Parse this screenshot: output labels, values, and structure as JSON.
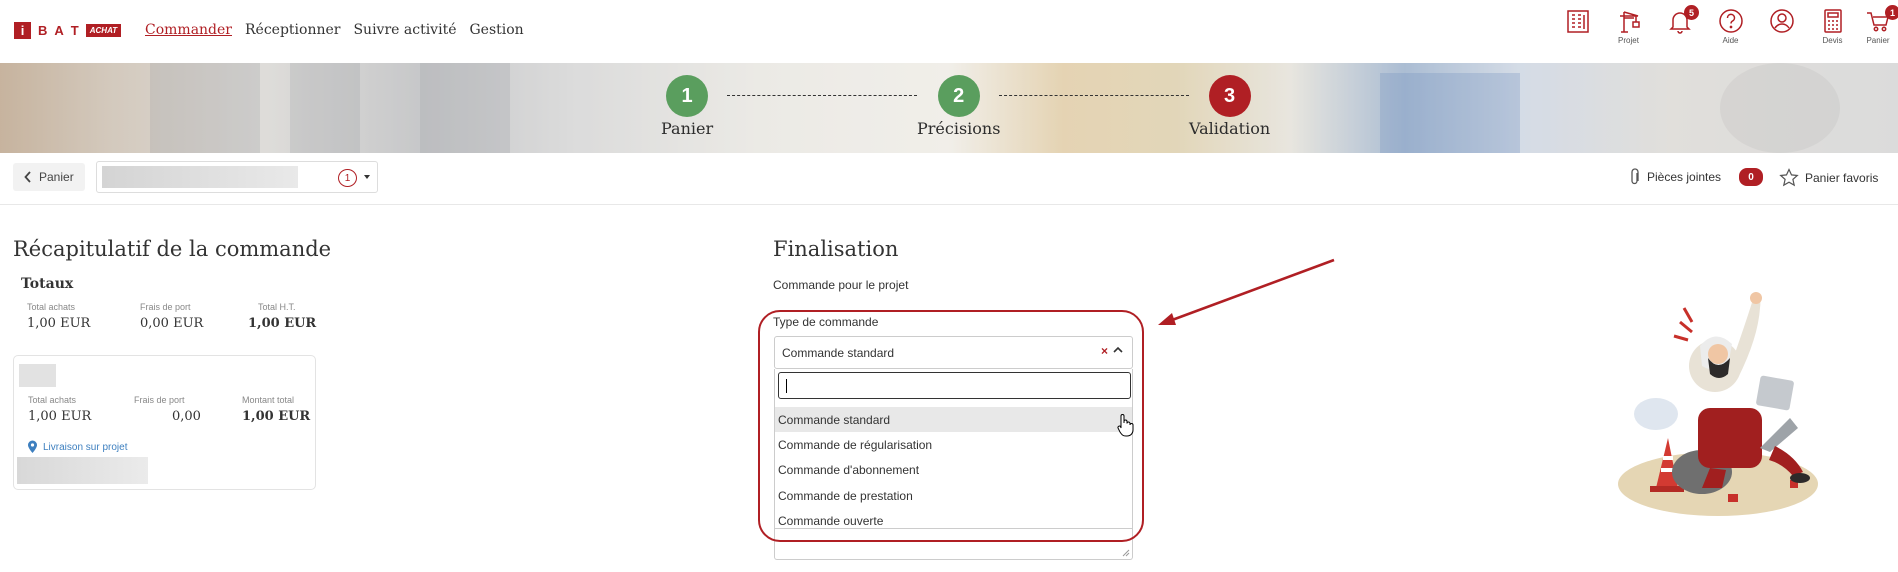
{
  "header": {
    "logo_letters": [
      "B",
      "A",
      "T"
    ],
    "logo_i": "i",
    "logo_tag": "ACHAT",
    "nav": [
      {
        "label": "Commander",
        "active": true
      },
      {
        "label": "Réceptionner",
        "active": false
      },
      {
        "label": "Suivre activité",
        "active": false
      },
      {
        "label": "Gestion",
        "active": false
      }
    ],
    "icons": [
      {
        "name": "building-icon",
        "label": ""
      },
      {
        "name": "crane-icon",
        "label": "Projet"
      },
      {
        "name": "bell-icon",
        "label": "",
        "badge": "5"
      },
      {
        "name": "help-icon",
        "label": "Aide"
      },
      {
        "name": "user-icon",
        "label": ""
      },
      {
        "name": "calculator-icon",
        "label": "Devis"
      },
      {
        "name": "cart-icon",
        "label": "Panier",
        "badge": "1"
      }
    ]
  },
  "steps": [
    {
      "number": "1",
      "label": "Panier",
      "state": "done",
      "color": "#5a9e5e"
    },
    {
      "number": "2",
      "label": "Précisions",
      "state": "done",
      "color": "#5a9e5e"
    },
    {
      "number": "3",
      "label": "Validation",
      "state": "current",
      "color": "#b01f24"
    }
  ],
  "subbar": {
    "back_label": "Panier",
    "project_count": "1",
    "attachments_label": "Pièces jointes",
    "attachments_count": "0",
    "favorites_label": "Panier favoris"
  },
  "recap": {
    "title": "Récapitulatif de la commande",
    "totals_title": "Totaux",
    "totals": [
      {
        "label": "Total achats",
        "value": "1,00 EUR",
        "bold": false
      },
      {
        "label": "Frais de port",
        "value": "0,00 EUR",
        "bold": false
      },
      {
        "label": "Total H.T.",
        "value": "1,00 EUR",
        "bold": true
      }
    ],
    "card": {
      "cols": [
        {
          "label": "Total achats",
          "value": "1,00 EUR",
          "bold": false
        },
        {
          "label": "Frais de port",
          "value": "0,00",
          "bold": false
        },
        {
          "label": "Montant total",
          "value": "1,00 EUR",
          "bold": true
        }
      ],
      "delivery_label": "Livraison sur projet"
    }
  },
  "finalisation": {
    "title": "Finalisation",
    "project_label": "Commande pour le projet",
    "order_type_label": "Type de commande",
    "selected_value": "Commande standard",
    "search_value": "",
    "options": [
      "Commande standard",
      "Commande de régularisation",
      "Commande d'abonnement",
      "Commande de prestation",
      "Commande ouverte"
    ],
    "highlighted_index": 0
  },
  "colors": {
    "brand_red": "#b01f24",
    "step_green": "#5a9e5e",
    "link_blue": "#3d7fbf"
  }
}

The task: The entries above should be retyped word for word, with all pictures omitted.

Exercise response:
Parse this screenshot: output labels, values, and structure as JSON.
{
  "header": {
    "logo_letters": [
      "B",
      "A",
      "T"
    ],
    "logo_i": "i",
    "logo_tag": "ACHAT",
    "nav": [
      {
        "label": "Commander",
        "active": true
      },
      {
        "label": "Réceptionner",
        "active": false
      },
      {
        "label": "Suivre activité",
        "active": false
      },
      {
        "label": "Gestion",
        "active": false
      }
    ],
    "icons": [
      {
        "name": "building-icon",
        "label": ""
      },
      {
        "name": "crane-icon",
        "label": "Projet"
      },
      {
        "name": "bell-icon",
        "label": "",
        "badge": "5"
      },
      {
        "name": "help-icon",
        "label": "Aide"
      },
      {
        "name": "user-icon",
        "label": ""
      },
      {
        "name": "calculator-icon",
        "label": "Devis"
      },
      {
        "name": "cart-icon",
        "label": "Panier",
        "badge": "1"
      }
    ]
  },
  "steps": [
    {
      "number": "1",
      "label": "Panier",
      "state": "done",
      "color": "#5a9e5e"
    },
    {
      "number": "2",
      "label": "Précisions",
      "state": "done",
      "color": "#5a9e5e"
    },
    {
      "number": "3",
      "label": "Validation",
      "state": "current",
      "color": "#b01f24"
    }
  ],
  "subbar": {
    "back_label": "Panier",
    "project_count": "1",
    "attachments_label": "Pièces jointes",
    "attachments_count": "0",
    "favorites_label": "Panier favoris"
  },
  "recap": {
    "title": "Récapitulatif de la commande",
    "totals_title": "Totaux",
    "totals": [
      {
        "label": "Total achats",
        "value": "1,00 EUR",
        "bold": false
      },
      {
        "label": "Frais de port",
        "value": "0,00 EUR",
        "bold": false
      },
      {
        "label": "Total H.T.",
        "value": "1,00 EUR",
        "bold": true
      }
    ],
    "card": {
      "cols": [
        {
          "label": "Total achats",
          "value": "1,00 EUR",
          "bold": false
        },
        {
          "label": "Frais de port",
          "value": "0,00",
          "bold": false
        },
        {
          "label": "Montant total",
          "value": "1,00 EUR",
          "bold": true
        }
      ],
      "delivery_label": "Livraison sur projet"
    }
  },
  "finalisation": {
    "title": "Finalisation",
    "project_label": "Commande pour le projet",
    "order_type_label": "Type de commande",
    "selected_value": "Commande standard",
    "search_value": "",
    "options": [
      "Commande standard",
      "Commande de régularisation",
      "Commande d'abonnement",
      "Commande de prestation",
      "Commande ouverte"
    ],
    "highlighted_index": 0
  },
  "colors": {
    "brand_red": "#b01f24",
    "step_green": "#5a9e5e",
    "link_blue": "#3d7fbf"
  }
}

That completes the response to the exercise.